Work request:
Check each line below for "Zadanie" and say how many have it, with no other words.
○ ○ ○ ○ ○ ○ ○
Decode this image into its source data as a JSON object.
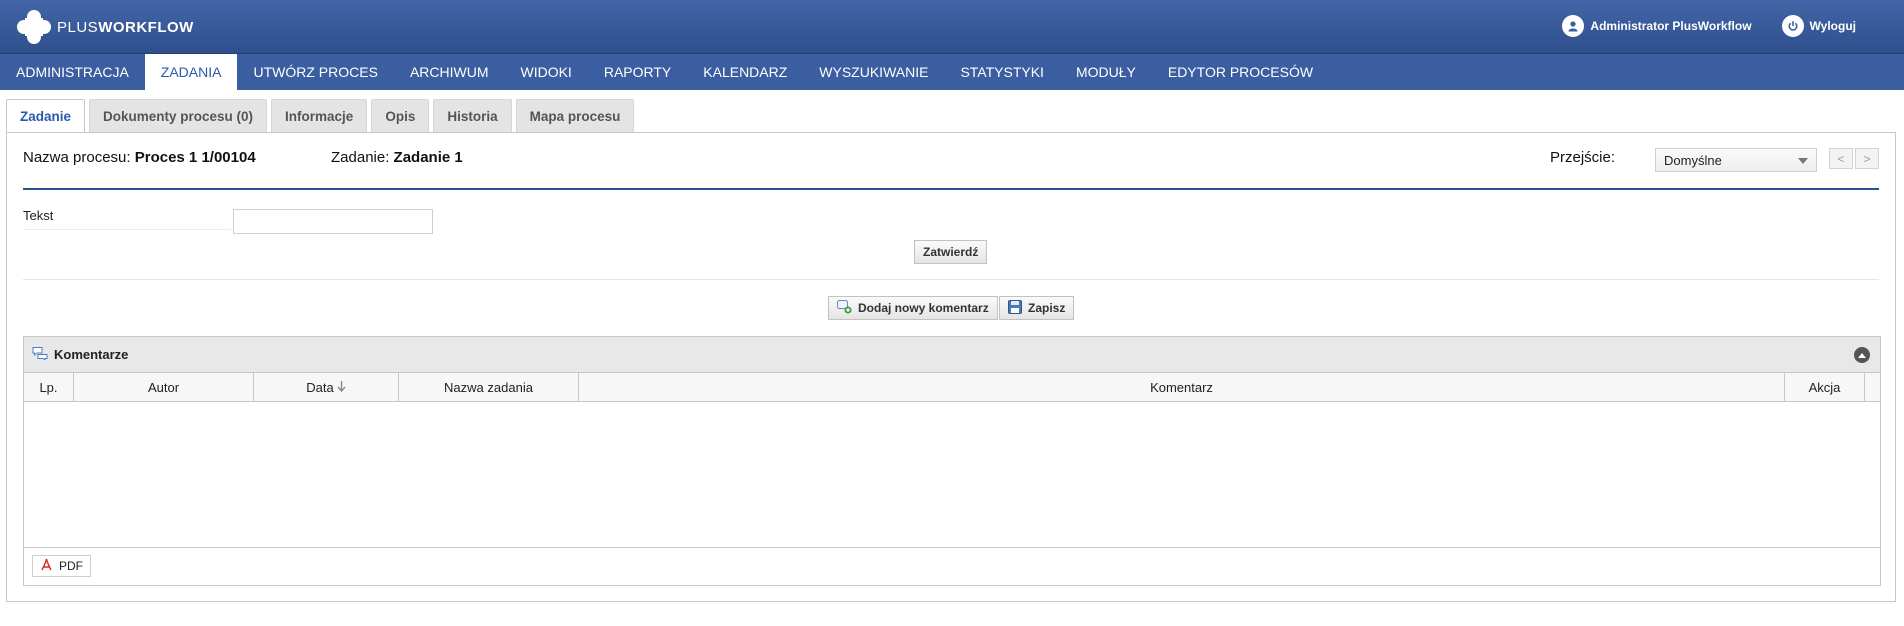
{
  "header": {
    "logo_text_plus": "PLUS",
    "logo_text_workflow": "WORKFLOW",
    "user_name": "Administrator PlusWorkflow",
    "logout_label": "Wyloguj"
  },
  "nav": {
    "items": [
      {
        "label": "ADMINISTRACJA"
      },
      {
        "label": "ZADANIA"
      },
      {
        "label": "UTWÓRZ PROCES"
      },
      {
        "label": "ARCHIWUM"
      },
      {
        "label": "WIDOKI"
      },
      {
        "label": "RAPORTY"
      },
      {
        "label": "KALENDARZ"
      },
      {
        "label": "WYSZUKIWANIE"
      },
      {
        "label": "STATYSTYKI"
      },
      {
        "label": "MODUŁY"
      },
      {
        "label": "EDYTOR PROCESÓW"
      }
    ],
    "active": "ZADANIA"
  },
  "tabs": [
    {
      "label": "Zadanie"
    },
    {
      "label": "Dokumenty procesu (0)"
    },
    {
      "label": "Informacje"
    },
    {
      "label": "Opis"
    },
    {
      "label": "Historia"
    },
    {
      "label": "Mapa procesu"
    }
  ],
  "task": {
    "process_label": "Nazwa procesu:",
    "process_value": "Proces 1 1/00104",
    "task_label": "Zadanie:",
    "task_value": "Zadanie 1",
    "transition_label": "Przejście:",
    "transition_value": "Domyślne",
    "prev_label": "<",
    "next_label": ">"
  },
  "form": {
    "field_label": "Tekst",
    "field_value": "",
    "submit_label": "Zatwierdź"
  },
  "actions": {
    "add_comment_label": "Dodaj nowy komentarz",
    "save_label": "Zapisz"
  },
  "comments": {
    "title": "Komentarze",
    "columns": [
      "Lp.",
      "Autor",
      "Data",
      "Nazwa zadania",
      "Komentarz",
      "Akcja"
    ],
    "rows": [],
    "pdf_label": "PDF"
  },
  "colors": {
    "header_bg": "#3a5ea0",
    "accent": "#2b5aa8"
  }
}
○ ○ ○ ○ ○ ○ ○
Response to the task:
3